Georgia State University’s strategic plan highlights efforts to increase the strength of its research activities while increasing the number and quality of its graduate and undergraduate programs. GSU’s neuroscience community continues to be an important factor in reaching those goals. As we enter the 2012-13 academic year the Neuroscience Institute can reflect on the rapid changes that have occurred and in just the past two years since we moved into new laboratories and offices in the Petit Science Building, and look forward to our continuing growth.
This year we welcome 13 new students into the Neuroscience doctoral program. Since the graduate program began in 2010 it has grown from 26 to 38 graduate students, a remarkable increase of 46%. The graduate program also added a new concentration in Neuroethics in partnership with our associate faculty in the Philosophy Department, and our first privately funded fellowship program for graduate students, the Honeycutt Fellowship, was established. The second year of a new Bachelor of Science degree in Neuroscience is now underway, and this undergraduate major has shown an even more dramatic growth. In September 2011 at the start of the degree program we had 15 majors; at the beginning of the Fall 2012 semester, the number has grown to 112. Our faculty has grown as well. Three new distinguished faculty members are joining the Institute’s core faculty this year and are bringing nationally recognized, NIH funded research programs with them. Their new research programs, combined with an increase in grants to our existing core faculty, have nearly doubled the amount of grant funding in the Institute from $1.53M two years ago to $3.31M as of July, 2012.
Looking toward the future, we continue efforts to grow neuroscience both within the Institute and beyond it in partnership with the many other departments that participate with us in neuroscience activities. Through our participation in GSU’s Second Century Initiative we hope to add additional faculty in the area of Neurogenomics and the Molecular Basis of Behavior, and, in partnership with other departments, in Neural Imaging, Neuroethics, Neurotherapeutics, and Primate Social Behavior. We see both our graduate and undergraduate programs growing, and this year will start efforts to increase our students’ opportunities to participate in international activities. The Center for Behavioral Neuroscience, an internationally recognized, multi-institutional neuroscience center headquartered at GSU has moved into new space on the 7th floor of the Petit Science Center and will be expanding its efforts to link the neuroscience research, education, and outreach activities across the extraordinary neuroscience community we have at multiple colleges and universities across Atlanta. The Brains & Behavior Program, now administered through the NI, continues to support graduate students in the Neuroscience doctoral program as well as in graduate programs in Biology, Psychology, Math & Statistics, Physics & Astronomy, Philosophy, and Computer Science, while also awarding competitive Seed Grants for innovative research to neuroscience faculty throughout GSU.

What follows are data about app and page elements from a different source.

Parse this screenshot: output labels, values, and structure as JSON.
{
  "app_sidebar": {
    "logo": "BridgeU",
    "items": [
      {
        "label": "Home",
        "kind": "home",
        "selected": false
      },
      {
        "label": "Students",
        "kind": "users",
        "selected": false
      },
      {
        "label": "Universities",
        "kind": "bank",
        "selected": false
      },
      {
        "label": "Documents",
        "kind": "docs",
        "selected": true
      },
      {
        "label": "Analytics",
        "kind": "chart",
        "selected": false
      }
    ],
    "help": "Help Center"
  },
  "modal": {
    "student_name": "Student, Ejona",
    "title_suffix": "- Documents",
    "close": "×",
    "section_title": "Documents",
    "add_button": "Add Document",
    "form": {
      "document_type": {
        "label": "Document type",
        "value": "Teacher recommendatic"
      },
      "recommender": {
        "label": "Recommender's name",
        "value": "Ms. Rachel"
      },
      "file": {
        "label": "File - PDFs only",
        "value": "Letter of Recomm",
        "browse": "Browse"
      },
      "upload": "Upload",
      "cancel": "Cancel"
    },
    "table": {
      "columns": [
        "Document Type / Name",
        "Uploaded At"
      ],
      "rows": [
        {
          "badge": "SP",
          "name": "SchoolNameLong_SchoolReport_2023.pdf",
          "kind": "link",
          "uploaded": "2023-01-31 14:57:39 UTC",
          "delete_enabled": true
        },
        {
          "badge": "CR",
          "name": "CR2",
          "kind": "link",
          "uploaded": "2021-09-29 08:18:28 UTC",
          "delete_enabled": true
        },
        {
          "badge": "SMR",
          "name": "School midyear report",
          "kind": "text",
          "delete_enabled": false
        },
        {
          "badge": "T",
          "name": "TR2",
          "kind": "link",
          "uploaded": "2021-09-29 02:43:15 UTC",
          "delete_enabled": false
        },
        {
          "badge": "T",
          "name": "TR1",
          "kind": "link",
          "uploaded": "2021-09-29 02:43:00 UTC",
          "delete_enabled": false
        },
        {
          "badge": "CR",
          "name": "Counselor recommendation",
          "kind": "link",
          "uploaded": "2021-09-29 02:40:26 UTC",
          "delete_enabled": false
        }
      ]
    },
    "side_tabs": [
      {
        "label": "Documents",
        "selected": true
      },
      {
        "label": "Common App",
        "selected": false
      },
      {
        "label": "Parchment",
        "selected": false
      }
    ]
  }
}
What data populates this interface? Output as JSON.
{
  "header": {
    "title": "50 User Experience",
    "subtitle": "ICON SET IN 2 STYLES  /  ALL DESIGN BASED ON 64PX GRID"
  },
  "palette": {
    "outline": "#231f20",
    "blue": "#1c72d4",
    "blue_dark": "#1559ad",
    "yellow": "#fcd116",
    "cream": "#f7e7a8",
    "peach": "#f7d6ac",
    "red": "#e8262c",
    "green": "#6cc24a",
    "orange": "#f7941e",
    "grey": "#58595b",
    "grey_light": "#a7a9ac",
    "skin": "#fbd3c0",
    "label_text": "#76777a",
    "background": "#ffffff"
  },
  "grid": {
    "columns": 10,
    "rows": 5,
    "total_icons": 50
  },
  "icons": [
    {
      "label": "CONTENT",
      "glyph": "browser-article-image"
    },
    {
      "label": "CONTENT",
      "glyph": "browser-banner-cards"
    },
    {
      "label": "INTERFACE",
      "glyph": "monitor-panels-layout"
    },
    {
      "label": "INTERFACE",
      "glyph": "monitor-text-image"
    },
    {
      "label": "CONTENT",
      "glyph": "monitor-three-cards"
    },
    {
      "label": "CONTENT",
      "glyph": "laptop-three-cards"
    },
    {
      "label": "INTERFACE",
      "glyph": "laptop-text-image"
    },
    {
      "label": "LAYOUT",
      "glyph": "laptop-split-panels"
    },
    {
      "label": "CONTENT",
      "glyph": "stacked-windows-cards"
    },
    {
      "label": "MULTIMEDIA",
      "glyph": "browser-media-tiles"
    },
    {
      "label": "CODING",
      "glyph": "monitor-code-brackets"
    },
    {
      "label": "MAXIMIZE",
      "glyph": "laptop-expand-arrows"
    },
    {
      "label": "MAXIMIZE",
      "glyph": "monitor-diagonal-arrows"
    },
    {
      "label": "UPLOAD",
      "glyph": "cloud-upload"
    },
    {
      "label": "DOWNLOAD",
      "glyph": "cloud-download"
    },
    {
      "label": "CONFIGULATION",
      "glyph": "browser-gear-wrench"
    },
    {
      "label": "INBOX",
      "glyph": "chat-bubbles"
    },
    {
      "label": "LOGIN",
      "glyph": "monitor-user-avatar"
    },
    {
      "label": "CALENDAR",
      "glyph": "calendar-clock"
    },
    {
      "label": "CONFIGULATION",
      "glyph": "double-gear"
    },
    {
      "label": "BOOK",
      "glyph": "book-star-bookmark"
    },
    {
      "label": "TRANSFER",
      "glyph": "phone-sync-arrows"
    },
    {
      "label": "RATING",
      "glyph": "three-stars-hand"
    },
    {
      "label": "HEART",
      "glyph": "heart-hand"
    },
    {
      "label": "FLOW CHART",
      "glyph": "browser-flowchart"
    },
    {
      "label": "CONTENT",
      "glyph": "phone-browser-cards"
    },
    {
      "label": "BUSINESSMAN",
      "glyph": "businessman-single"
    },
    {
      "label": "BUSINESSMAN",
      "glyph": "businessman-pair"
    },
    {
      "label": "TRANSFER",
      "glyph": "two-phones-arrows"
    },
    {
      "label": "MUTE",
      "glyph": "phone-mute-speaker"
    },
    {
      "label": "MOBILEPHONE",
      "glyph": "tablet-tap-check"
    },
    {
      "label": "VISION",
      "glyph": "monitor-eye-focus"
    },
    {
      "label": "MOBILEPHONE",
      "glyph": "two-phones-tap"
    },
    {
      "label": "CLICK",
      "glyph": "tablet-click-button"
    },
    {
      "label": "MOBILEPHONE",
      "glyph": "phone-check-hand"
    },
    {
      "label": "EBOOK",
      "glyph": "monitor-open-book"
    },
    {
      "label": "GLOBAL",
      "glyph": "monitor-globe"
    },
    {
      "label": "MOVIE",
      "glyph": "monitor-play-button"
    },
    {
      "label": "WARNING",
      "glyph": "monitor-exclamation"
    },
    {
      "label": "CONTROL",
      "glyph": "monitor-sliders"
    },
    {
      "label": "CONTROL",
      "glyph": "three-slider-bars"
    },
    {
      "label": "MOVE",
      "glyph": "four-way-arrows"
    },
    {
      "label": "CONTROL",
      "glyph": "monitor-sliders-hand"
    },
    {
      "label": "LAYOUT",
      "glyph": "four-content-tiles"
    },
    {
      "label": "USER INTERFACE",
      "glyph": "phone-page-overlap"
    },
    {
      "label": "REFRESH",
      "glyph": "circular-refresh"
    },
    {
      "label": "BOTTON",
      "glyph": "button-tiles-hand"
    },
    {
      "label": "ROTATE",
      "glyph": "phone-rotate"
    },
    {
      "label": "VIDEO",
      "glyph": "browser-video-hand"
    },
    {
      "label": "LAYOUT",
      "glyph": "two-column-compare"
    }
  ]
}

These accomplishments would not be possible without the extraordinary efforts and strong support of faculty, students, staff, and administrators across the University. Each year, neuroscience researchers and educators at GSU offer up new, innovative ideas that continue our momentum. Because of this, I am sure that neuroscience will continue to grow and strengthen at GSU, and remain an important component of the University’s strategic goals to move research and education to an even higher level.
Walter Wilczynski, PhD
Professor and Director
Georgia State University